======== Data extract ========

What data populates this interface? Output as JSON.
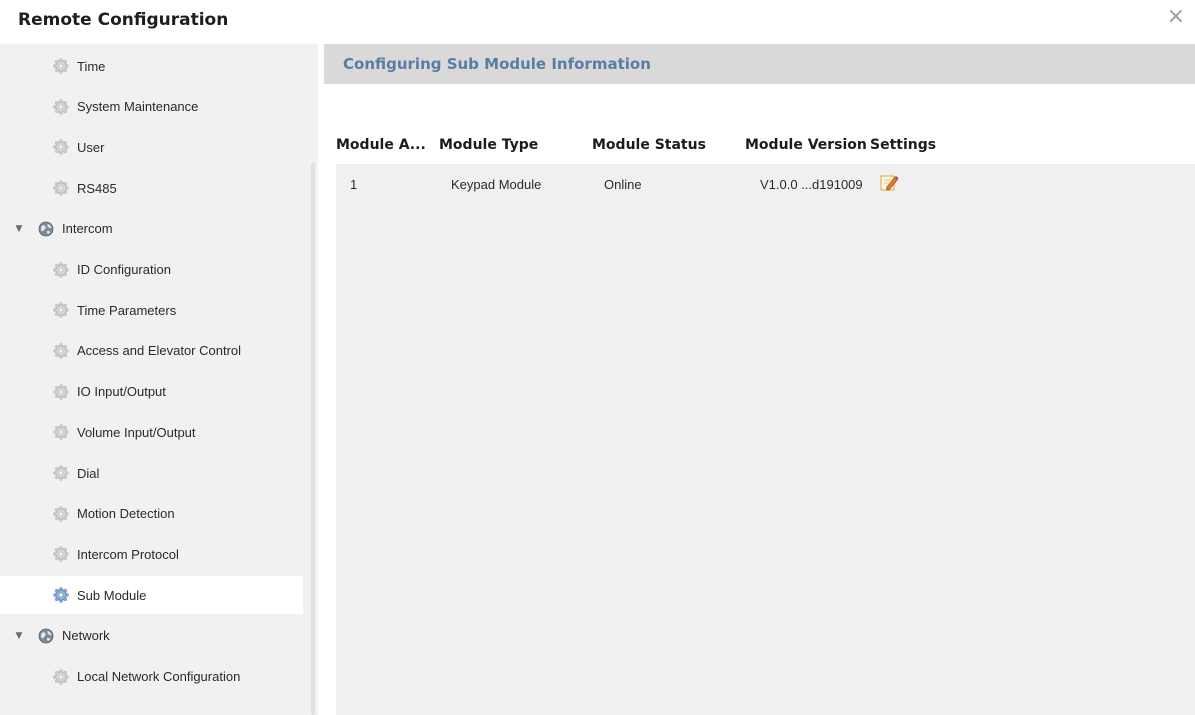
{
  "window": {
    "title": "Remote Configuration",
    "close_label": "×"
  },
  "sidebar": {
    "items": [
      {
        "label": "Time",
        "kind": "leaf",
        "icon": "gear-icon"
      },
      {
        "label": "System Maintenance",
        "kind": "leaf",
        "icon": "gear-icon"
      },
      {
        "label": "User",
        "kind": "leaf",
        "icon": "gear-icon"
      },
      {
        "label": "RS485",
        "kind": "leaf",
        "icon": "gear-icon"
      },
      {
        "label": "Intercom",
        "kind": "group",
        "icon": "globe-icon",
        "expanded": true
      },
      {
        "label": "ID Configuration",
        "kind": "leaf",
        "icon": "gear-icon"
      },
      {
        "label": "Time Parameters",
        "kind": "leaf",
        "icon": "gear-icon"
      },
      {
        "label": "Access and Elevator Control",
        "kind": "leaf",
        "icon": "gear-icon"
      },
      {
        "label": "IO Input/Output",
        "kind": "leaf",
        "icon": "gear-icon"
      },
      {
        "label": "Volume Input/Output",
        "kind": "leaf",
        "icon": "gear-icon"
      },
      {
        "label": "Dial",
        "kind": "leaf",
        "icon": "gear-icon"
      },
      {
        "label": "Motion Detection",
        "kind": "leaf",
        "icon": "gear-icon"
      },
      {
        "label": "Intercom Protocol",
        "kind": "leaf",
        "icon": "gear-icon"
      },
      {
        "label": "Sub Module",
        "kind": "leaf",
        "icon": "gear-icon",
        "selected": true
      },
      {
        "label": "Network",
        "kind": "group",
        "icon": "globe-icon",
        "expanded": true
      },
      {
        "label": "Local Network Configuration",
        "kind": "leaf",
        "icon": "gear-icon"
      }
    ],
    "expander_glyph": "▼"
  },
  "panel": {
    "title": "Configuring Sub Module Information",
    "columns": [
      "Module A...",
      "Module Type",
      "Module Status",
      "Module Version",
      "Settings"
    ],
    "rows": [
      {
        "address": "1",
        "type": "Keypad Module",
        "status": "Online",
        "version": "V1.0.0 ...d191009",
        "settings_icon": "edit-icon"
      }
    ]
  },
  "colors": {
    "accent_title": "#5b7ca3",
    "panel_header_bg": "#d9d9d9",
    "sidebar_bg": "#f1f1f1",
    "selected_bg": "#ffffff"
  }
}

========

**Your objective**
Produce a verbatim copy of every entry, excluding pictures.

**Solution to this exercise**
What data populates this interface? Output as JSON.
{
  "window": {
    "title": "Remote Configuration",
    "close_label": "×"
  },
  "sidebar": {
    "items": [
      {
        "label": "Time",
        "kind": "leaf",
        "icon": "gear-icon"
      },
      {
        "label": "System Maintenance",
        "kind": "leaf",
        "icon": "gear-icon"
      },
      {
        "label": "User",
        "kind": "leaf",
        "icon": "gear-icon"
      },
      {
        "label": "RS485",
        "kind": "leaf",
        "icon": "gear-icon"
      },
      {
        "label": "Intercom",
        "kind": "group",
        "icon": "globe-icon",
        "expanded": true
      },
      {
        "label": "ID Configuration",
        "kind": "leaf",
        "icon": "gear-icon"
      },
      {
        "label": "Time Parameters",
        "kind": "leaf",
        "icon": "gear-icon"
      },
      {
        "label": "Access and Elevator Control",
        "kind": "leaf",
        "icon": "gear-icon"
      },
      {
        "label": "IO Input/Output",
        "kind": "leaf",
        "icon": "gear-icon"
      },
      {
        "label": "Volume Input/Output",
        "kind": "leaf",
        "icon": "gear-icon"
      },
      {
        "label": "Dial",
        "kind": "leaf",
        "icon": "gear-icon"
      },
      {
        "label": "Motion Detection",
        "kind": "leaf",
        "icon": "gear-icon"
      },
      {
        "label": "Intercom Protocol",
        "kind": "leaf",
        "icon": "gear-icon"
      },
      {
        "label": "Sub Module",
        "kind": "leaf",
        "icon": "gear-icon",
        "selected": true
      },
      {
        "label": "Network",
        "kind": "group",
        "icon": "globe-icon",
        "expanded": true
      },
      {
        "label": "Local Network Configuration",
        "kind": "leaf",
        "icon": "gear-icon"
      }
    ],
    "expander_glyph": "▼"
  },
  "panel": {
    "title": "Configuring Sub Module Information",
    "columns": [
      "Module A...",
      "Module Type",
      "Module Status",
      "Module Version",
      "Settings"
    ],
    "rows": [
      {
        "address": "1",
        "type": "Keypad Module",
        "status": "Online",
        "version": "V1.0.0 ...d191009",
        "settings_icon": "edit-icon"
      }
    ]
  },
  "colors": {
    "accent_title": "#5b7ca3",
    "panel_header_bg": "#d9d9d9",
    "sidebar_bg": "#f1f1f1",
    "selected_bg": "#ffffff"
  }
}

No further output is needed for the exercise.